Galileo's own llustrations of the Moon’s surface as he saw it through his telescope have come to light after four centuries and were unveiled this week at Padua University. The five watercolours , showing the Moon with ochre highlighting of its craters and valleys are in Galileo’s own copy of Sidereus Nuncius (The Starry Messenger) , helped overturn the belief that the Sun revolved around the Earth ,and provoked a show-down with the Vatican that saw the scientist imprisoned for heresy. They do not feature in any other copy of the book.
They were authenticated by Professor Horst Bredekamp, head of the Art History Institute at Humboldt University in Berlin, and Professor William R. Shea, who holds the Galileo Chair of the History of Science at Padua.

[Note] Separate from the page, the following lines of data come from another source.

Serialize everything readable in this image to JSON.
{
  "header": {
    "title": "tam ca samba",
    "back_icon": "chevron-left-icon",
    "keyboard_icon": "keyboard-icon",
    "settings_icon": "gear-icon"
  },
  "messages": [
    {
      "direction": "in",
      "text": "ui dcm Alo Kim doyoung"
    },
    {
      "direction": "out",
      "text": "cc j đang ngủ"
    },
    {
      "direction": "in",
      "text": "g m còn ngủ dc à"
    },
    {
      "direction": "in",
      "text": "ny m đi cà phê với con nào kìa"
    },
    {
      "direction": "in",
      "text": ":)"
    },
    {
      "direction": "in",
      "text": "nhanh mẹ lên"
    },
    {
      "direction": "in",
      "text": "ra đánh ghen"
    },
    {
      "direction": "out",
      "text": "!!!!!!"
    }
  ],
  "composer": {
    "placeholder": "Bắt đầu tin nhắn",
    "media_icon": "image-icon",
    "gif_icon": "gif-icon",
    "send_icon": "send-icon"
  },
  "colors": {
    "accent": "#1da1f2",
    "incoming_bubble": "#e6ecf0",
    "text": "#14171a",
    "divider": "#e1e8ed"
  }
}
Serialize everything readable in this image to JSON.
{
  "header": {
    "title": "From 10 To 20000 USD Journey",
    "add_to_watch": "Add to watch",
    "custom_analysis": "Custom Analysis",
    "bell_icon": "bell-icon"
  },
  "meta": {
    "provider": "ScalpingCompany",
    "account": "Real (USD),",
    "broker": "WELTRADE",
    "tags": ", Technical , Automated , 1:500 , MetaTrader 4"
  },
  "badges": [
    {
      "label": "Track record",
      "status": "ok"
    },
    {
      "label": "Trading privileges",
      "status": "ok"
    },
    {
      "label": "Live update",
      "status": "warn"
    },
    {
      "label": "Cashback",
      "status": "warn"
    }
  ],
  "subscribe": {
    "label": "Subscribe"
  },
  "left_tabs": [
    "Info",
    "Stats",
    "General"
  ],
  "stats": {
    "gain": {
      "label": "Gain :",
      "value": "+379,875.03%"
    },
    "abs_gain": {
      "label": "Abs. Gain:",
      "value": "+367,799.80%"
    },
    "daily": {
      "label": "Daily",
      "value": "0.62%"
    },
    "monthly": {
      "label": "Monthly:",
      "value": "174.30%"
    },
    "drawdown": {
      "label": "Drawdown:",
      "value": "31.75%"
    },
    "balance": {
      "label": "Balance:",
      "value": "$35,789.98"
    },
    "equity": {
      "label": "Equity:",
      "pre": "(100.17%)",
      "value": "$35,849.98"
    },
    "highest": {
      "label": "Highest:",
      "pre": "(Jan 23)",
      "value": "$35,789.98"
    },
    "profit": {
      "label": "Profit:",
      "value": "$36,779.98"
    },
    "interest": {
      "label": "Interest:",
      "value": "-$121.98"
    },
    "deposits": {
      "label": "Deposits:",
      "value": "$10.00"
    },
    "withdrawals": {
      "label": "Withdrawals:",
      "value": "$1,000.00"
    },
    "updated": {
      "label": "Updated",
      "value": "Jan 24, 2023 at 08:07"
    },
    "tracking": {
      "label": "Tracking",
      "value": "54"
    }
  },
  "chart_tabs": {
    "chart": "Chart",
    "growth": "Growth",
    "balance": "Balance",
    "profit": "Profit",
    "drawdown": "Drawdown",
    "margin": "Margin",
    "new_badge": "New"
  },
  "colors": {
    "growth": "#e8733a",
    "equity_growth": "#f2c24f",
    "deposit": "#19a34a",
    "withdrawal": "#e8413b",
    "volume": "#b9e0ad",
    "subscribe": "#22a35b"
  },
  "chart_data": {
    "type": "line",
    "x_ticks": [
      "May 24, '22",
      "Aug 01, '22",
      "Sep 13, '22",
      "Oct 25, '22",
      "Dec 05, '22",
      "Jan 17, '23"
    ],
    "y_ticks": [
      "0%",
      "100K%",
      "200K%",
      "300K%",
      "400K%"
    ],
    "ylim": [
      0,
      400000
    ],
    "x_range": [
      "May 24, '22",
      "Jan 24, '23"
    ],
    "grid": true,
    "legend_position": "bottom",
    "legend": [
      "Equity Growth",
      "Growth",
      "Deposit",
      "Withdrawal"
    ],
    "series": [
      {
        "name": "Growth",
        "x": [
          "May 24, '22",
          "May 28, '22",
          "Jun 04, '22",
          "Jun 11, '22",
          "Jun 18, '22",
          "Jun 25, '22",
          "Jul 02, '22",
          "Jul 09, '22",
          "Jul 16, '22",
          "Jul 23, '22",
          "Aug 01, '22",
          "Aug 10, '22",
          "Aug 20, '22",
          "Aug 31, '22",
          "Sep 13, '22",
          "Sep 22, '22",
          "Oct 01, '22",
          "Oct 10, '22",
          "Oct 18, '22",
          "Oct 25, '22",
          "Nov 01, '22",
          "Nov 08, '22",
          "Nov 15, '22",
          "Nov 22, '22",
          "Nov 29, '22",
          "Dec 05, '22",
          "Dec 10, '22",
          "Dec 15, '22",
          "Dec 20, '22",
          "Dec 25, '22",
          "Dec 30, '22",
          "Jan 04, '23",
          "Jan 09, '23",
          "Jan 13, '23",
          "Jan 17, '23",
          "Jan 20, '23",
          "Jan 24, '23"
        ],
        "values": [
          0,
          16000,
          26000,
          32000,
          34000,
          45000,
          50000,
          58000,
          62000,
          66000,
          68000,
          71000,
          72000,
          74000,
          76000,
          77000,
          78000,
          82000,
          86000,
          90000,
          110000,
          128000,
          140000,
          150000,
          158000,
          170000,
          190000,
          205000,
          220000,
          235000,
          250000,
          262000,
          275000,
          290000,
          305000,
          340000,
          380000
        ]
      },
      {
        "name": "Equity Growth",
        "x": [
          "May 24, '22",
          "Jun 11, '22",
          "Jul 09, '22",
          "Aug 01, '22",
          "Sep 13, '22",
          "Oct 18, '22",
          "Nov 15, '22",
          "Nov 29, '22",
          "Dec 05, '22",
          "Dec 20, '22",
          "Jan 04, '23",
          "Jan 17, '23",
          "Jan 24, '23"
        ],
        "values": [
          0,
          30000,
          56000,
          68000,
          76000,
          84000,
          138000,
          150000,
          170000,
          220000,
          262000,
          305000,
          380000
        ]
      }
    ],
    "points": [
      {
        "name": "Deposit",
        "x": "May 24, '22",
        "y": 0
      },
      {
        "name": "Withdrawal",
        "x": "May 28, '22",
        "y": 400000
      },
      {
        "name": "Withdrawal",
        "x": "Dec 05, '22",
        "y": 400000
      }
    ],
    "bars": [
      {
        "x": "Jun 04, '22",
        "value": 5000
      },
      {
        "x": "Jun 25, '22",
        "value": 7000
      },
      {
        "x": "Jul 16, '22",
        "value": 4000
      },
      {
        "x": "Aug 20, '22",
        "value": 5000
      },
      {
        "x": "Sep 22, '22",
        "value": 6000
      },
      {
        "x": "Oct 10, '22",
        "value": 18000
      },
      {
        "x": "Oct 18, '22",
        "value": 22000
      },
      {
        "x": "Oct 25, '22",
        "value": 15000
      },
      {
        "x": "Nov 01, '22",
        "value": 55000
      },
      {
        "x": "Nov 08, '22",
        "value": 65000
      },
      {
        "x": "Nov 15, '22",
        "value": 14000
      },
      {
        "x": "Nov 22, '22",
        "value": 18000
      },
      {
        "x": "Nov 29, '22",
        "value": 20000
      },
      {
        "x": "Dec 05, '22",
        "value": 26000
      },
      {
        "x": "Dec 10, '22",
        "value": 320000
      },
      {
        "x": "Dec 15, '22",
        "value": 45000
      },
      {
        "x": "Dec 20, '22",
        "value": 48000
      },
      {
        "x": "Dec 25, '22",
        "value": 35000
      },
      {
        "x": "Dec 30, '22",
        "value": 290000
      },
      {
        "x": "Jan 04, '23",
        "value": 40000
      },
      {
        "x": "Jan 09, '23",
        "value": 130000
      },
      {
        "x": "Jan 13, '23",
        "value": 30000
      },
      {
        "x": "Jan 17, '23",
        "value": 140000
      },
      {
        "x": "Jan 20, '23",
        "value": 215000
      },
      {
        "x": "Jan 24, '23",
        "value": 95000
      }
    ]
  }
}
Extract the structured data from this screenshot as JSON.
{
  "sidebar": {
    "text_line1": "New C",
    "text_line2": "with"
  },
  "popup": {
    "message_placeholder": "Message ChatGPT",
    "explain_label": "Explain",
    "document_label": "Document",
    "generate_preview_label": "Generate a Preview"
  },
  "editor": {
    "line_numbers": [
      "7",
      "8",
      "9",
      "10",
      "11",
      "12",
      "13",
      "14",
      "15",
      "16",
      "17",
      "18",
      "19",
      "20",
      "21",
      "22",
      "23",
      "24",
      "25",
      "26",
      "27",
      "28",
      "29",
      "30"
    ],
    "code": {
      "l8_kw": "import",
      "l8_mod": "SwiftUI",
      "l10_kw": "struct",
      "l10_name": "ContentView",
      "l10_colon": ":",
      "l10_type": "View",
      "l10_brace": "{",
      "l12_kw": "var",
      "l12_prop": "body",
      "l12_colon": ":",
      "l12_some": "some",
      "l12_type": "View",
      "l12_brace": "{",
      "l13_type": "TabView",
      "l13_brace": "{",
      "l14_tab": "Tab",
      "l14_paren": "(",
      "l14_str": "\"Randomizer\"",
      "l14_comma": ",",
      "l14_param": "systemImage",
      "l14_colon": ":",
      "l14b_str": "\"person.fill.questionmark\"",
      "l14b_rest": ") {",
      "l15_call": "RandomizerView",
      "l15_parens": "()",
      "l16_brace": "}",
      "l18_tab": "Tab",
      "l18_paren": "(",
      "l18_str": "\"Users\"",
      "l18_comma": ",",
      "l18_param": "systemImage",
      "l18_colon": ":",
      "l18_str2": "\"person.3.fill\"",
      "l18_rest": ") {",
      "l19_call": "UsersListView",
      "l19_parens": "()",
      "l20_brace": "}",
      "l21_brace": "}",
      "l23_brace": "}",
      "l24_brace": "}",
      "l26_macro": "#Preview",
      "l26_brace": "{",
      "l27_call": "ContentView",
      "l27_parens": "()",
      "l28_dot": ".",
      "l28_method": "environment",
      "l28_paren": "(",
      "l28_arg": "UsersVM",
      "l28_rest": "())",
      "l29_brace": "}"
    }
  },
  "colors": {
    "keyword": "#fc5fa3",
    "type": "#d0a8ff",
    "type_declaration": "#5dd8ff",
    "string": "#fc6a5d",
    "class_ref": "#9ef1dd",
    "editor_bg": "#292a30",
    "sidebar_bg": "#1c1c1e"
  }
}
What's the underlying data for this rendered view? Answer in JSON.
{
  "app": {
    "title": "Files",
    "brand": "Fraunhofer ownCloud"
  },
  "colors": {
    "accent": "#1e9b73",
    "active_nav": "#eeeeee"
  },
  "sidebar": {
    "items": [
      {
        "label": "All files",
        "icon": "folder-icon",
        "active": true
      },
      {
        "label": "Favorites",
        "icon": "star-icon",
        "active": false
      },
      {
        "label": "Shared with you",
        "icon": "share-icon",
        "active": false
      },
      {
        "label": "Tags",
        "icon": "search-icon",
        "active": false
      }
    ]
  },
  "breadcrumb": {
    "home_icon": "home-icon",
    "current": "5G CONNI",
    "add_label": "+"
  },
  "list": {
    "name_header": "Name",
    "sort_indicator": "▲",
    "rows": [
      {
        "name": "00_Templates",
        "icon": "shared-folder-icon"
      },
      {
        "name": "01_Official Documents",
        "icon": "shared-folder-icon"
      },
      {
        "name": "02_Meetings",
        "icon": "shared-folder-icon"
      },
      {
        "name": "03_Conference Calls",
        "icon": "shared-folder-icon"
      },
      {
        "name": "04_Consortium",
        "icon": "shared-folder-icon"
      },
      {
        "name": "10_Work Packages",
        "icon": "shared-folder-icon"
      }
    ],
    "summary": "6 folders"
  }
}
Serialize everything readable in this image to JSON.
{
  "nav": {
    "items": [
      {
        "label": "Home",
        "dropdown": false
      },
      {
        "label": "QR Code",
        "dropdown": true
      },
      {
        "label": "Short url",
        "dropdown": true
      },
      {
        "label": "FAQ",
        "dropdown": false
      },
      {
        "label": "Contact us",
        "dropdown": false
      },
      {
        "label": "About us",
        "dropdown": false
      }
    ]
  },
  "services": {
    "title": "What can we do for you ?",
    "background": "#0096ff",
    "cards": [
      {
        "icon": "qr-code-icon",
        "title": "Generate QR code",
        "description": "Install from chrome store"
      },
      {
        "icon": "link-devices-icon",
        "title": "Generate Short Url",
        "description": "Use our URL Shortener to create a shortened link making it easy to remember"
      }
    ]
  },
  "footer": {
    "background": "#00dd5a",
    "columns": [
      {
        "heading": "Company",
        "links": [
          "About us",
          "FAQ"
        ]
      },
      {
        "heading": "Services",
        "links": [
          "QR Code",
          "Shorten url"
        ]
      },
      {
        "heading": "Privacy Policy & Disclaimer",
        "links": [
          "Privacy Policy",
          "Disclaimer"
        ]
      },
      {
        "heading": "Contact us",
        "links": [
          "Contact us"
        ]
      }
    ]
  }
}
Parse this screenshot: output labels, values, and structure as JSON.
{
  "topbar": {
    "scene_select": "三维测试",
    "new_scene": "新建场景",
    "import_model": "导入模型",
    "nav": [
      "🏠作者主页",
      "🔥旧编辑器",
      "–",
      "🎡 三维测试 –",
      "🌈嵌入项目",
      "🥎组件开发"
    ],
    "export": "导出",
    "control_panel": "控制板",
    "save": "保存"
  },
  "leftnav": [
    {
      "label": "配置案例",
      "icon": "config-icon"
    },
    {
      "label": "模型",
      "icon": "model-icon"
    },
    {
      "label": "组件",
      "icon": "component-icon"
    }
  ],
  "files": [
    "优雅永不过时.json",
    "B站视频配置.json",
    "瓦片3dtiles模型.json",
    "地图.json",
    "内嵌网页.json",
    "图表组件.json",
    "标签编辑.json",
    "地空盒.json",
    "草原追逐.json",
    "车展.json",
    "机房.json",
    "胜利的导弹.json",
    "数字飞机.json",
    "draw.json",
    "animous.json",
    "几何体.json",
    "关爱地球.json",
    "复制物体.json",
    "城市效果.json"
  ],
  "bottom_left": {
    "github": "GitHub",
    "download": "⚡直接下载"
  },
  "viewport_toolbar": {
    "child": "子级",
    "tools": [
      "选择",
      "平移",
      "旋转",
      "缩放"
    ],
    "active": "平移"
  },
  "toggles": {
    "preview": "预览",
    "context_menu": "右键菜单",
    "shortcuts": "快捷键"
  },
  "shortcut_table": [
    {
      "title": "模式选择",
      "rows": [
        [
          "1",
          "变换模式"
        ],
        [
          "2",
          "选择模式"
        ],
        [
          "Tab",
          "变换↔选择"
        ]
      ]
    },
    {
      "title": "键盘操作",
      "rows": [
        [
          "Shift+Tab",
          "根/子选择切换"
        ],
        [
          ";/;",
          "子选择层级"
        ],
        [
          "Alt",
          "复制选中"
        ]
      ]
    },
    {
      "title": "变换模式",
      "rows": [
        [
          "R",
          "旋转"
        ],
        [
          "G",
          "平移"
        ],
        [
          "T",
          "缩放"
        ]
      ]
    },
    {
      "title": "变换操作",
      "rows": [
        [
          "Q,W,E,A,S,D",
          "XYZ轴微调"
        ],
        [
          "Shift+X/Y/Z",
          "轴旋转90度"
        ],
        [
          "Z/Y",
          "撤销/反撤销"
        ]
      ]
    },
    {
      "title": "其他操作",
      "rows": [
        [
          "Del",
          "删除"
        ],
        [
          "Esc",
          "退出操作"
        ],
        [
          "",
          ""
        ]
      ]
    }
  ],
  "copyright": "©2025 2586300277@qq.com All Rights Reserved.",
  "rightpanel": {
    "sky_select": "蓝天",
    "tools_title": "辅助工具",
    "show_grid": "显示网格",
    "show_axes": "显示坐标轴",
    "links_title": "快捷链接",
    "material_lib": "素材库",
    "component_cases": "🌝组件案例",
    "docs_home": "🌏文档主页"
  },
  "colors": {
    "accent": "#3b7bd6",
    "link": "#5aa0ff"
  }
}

“I initially suspected that they were forgeries" Bredekamp said. “But when I realised after close examination and tests that they were authentic, I was overcome with emotion.” Shea said that he had been contacted by Richard Lan, an art dealer in New York, for help in authenticating the book, which was published in Venice in 1610. Mr Lan would only say that it had turned up in a collection in South America.